In reality, one never has “equal-sized” documents, but the test is not significantly distorted if one simply replaces absolute frequency with relative frequency (normalized for document size). (If one corpus has on average much smaller documents than the other does, there may admittedly be a slight distortion.) Since the number of documents in each corpus is also going to vary, it’s useful to replace the rank-sum (U) with a statistic ρ (Mann-Whitney rho) that is U, divided by the product of the sizes of the two corpora.

Using this measure of over-representation in a corpus produces a significantly different model of “poetic diction”:

This looks at first glance like a better model. It demotes oddities like “canto,” but also slightly demotes pronouns like “thou” and “his,” which may be very common in some works of poetry but not others. In general, it gives less weight to raw frequency, and more weight to the relative ubiquity of a term in different corpora. Kilgarriff argues that the Mann-Whitney test thereby does a better job of identifying the words that characterize male and female conversation (1, pp. 247-48).

On the other hand, Paul Rayson has argued that by reducing frequency to a rank measure, this approach discards “most of the evidence we have about the distribution of words” (2). For linguists, this poses an interesting, principled dilemma, where two statistically incompatible definitions of “distinctive diction” are pitted against each other. But for a shameless literary hack like myself, it’s no trouble to cut the Gordian knot with an improvised algorithm that combines both measures. For instance, one could multiply rho by the log of Dunning’s log likelihood (represented here as G-squared) …

I don’t yet know how well this algorithm will perform if used for classification or authorship attribution. But it does produce what is for me an entirely convincing portrait of early-nineteenth-century poetic diction:

Of course, once you have an algorithm that convincingly identifies the characteristic diction of a particular genre relative to other publications in the same period, it becomes possible to say how the distinctive diction of a genre is transformed by the passage of time. That’s what I hope to address in my next post.

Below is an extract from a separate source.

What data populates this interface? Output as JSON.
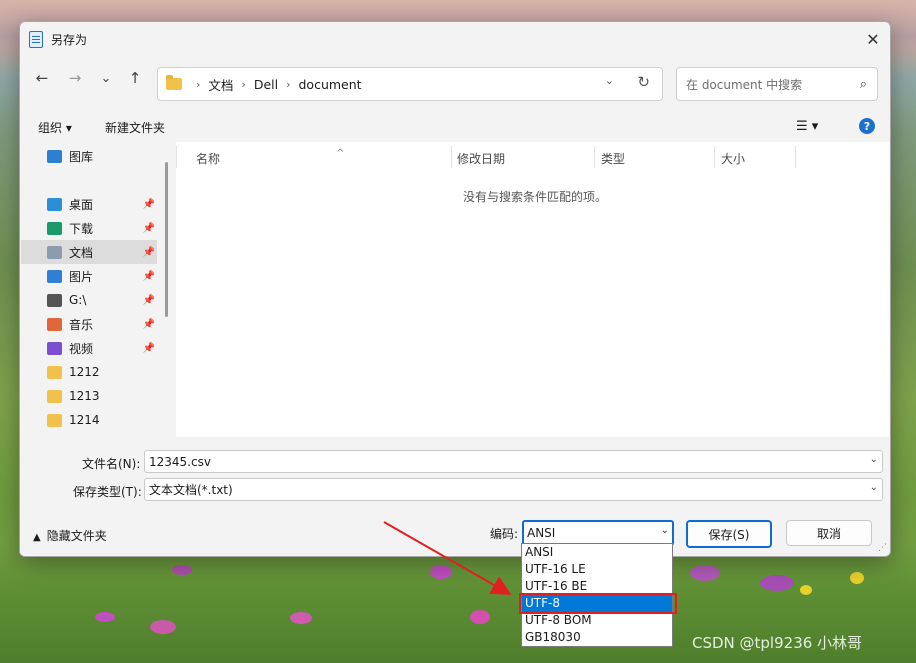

UPDATE Nov 10, 2011: As I continue to use these tests in different ways (using them e.g. to identify distinctively “fictional” diction, and to compare corpora separated by time) I’m finding the Mann-Whitney ρ measure more and more useful on its own. I think my urge to multiply it by Dunning’s log-likelihood may have been the needless caution of someone who’s using an unfamiliar metric and isn’t sure yet whether it will work unassisted.

(1) Adam Kilgarriff, “Comparing Corpora,” International Journal of Corpus Linguistics 6.1 (2001): 97-133.
(2) Paul Rayson, Matrix: A Statistical Method and Software Tool for Linguistic Analysis through Corpus Comparison. Unpublished Ph.D thesis, Lancaster University, 2003, p. 47. Cited in Magali Paquot and Yves Bestgen, “Distinctive words in academic writing: A comparison of three statistical tests for keyword extraction,” Corpora: Pragmatics and Discourse Papers from the 29th International Conference on English Language Research on Computerized Corpora (ICAME 29), Ascona, Switzerland, 14-18 May 2008, p. 254.
(3) The corpora used in this post were selected by Jordan Sellers, mostly from texts available in the Internet Archive, and corrected with a Python script described in this post.